WHAT YOU ARE ASKED TO DO:
Copy each line below that contains "title".

Items from a dataset:
....................

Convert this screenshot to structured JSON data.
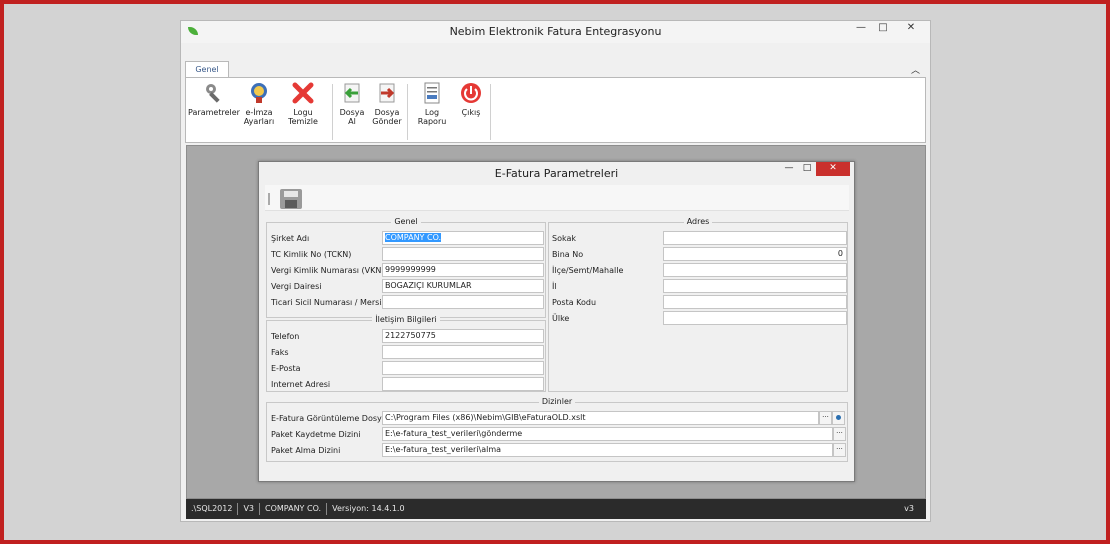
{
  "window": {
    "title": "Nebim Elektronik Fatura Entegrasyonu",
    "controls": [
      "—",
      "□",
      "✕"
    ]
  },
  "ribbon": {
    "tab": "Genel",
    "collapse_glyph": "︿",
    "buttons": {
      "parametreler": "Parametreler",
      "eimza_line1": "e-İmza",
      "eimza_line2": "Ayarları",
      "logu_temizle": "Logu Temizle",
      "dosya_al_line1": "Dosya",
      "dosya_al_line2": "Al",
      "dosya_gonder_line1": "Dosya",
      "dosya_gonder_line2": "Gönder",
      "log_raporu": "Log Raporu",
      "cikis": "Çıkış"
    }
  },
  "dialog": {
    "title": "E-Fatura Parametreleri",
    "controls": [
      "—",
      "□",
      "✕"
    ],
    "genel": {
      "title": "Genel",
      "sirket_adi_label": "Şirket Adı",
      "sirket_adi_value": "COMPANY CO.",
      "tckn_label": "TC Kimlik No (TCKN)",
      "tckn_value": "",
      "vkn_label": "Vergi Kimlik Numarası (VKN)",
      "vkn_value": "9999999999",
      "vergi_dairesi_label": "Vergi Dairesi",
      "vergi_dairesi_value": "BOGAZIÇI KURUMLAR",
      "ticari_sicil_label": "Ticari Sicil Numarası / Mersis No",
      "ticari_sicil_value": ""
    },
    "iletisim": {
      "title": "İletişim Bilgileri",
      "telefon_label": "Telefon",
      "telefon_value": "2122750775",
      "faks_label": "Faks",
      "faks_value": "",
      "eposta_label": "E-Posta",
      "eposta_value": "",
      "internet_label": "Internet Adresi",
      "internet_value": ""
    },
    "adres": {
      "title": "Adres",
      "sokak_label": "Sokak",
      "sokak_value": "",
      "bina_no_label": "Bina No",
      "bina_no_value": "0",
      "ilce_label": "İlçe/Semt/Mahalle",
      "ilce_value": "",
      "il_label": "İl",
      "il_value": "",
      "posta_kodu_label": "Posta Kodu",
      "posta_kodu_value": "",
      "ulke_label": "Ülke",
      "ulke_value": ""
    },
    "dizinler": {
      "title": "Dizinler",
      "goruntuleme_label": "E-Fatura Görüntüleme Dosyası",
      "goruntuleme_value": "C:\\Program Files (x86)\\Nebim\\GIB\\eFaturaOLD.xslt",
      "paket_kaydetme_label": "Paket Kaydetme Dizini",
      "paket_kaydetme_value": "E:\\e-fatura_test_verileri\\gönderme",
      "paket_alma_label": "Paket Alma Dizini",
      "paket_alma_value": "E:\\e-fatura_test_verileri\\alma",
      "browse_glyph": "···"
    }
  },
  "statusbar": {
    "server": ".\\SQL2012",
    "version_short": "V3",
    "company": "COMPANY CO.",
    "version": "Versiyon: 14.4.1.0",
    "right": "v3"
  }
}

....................

RESULT FOR THIS EXERCISE:
    "title": "Nebim Elektronik Fatura Entegrasyonu",
    "title": "E-Fatura Parametreleri",
      "title": "Genel",
      "title": "İletişim Bilgileri",
      "title": "Adres",
      "title": "Dizinler",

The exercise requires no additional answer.